How important is the relationship between therapist and stroke survivor in rehabilitation of language ability?
Southampton Stroke Health Promotion and Engagement works directly with members of the public to disseminate health promotion messages and raise awareness of stroke, including how to prevent a stroke, the effects of stroke and how to recognise a stroke (FAST).
Postgraduate Fellowship: Ms Emma Pilkington (TSA PGF 2015-02)
Published in the journal, BMJ Open, a new study explores what self management after stroke means to stroke survivors and physiotherapists.
People with stroke due to brain haemorrhage have swelling around the haemorrhage on their brain scan. More swelling worsens recovery. No treatment improves outcome after this swelling.
The programme will use biological information about cells and molecules, and information from patients, to design a study of treatment for swelling after brain haemorrhage.
The aim of this study is to develop a fatigue management programme to improve stroke survivors' knowledge of post stroke fatigue (PSF) and to identify ways of managing it.
New research from Stroke Association Fellow, Dr Anna Kuppuswamy, suggests that feelings of limb heaviness after stroke are not related to actual muscle weakness.
Up to 70% of stroke survivors complain of tiredness or fatigue, sometimes years after stroke. Unlike normal tiredness, post stroke fatigue does not always respond to rest. The cause of extreme tiredness is not known and there are no definitive treatments available.

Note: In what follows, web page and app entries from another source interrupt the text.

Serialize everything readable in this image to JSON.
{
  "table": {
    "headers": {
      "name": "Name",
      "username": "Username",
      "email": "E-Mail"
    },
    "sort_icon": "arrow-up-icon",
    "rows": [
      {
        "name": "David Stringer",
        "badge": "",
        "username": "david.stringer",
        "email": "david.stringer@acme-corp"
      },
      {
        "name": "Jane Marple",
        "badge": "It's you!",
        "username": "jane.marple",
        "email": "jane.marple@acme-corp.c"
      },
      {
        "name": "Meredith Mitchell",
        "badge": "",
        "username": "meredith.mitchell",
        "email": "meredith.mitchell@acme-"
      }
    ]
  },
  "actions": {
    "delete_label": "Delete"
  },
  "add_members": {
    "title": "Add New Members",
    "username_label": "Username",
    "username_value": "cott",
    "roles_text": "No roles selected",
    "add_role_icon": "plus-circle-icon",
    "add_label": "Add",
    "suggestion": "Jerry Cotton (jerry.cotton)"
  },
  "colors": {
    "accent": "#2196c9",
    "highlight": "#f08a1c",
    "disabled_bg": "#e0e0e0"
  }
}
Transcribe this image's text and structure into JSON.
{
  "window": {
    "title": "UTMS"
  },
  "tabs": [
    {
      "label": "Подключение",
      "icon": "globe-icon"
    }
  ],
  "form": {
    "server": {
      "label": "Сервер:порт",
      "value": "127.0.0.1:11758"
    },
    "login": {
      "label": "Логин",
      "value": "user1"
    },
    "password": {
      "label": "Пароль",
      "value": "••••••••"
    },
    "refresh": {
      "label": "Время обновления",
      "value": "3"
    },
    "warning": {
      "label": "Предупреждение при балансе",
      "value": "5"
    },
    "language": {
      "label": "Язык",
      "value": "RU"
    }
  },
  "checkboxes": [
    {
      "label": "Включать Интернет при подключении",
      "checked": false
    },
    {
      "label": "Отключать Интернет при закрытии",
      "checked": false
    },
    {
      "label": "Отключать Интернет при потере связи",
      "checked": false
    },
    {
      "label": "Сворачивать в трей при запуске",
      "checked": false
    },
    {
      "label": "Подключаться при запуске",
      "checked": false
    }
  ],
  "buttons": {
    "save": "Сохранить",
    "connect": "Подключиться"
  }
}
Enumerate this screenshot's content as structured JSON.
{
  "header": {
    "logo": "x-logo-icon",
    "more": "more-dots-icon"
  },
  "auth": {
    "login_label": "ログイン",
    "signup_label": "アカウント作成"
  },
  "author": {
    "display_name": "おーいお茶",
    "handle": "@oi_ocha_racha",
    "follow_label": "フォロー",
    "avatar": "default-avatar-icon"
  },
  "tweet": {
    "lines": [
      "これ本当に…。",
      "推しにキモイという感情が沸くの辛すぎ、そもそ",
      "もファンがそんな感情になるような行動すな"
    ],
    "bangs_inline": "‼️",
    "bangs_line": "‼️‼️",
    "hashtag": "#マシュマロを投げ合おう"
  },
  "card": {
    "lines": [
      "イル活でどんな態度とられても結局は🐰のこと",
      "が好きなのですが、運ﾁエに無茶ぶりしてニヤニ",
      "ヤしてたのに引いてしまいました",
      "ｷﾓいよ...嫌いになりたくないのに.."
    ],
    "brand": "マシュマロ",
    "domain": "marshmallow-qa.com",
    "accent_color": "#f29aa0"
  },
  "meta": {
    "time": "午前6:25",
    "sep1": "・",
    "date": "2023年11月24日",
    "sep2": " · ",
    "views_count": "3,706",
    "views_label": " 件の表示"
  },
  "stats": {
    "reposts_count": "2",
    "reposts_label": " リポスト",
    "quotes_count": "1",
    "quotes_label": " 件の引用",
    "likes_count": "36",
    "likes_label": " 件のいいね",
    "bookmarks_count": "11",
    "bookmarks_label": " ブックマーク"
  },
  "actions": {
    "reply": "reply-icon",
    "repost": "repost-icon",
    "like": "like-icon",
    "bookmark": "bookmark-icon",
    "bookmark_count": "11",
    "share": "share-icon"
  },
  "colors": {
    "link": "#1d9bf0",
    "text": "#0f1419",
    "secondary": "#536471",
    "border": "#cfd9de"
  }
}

Information on how the UK Stroke Assembly is organised.
Cognitive impairments after stroke can affect people’s confidence and mood as well as their ability to recover. PRECiS stands for ‘Patient-Reported Evaluation of Cognitive State’. It is a 27 item questionnaire tool, that measures the perceived impact of cognitive problems from the unique perspective of stroke survivors. Published open access in the journal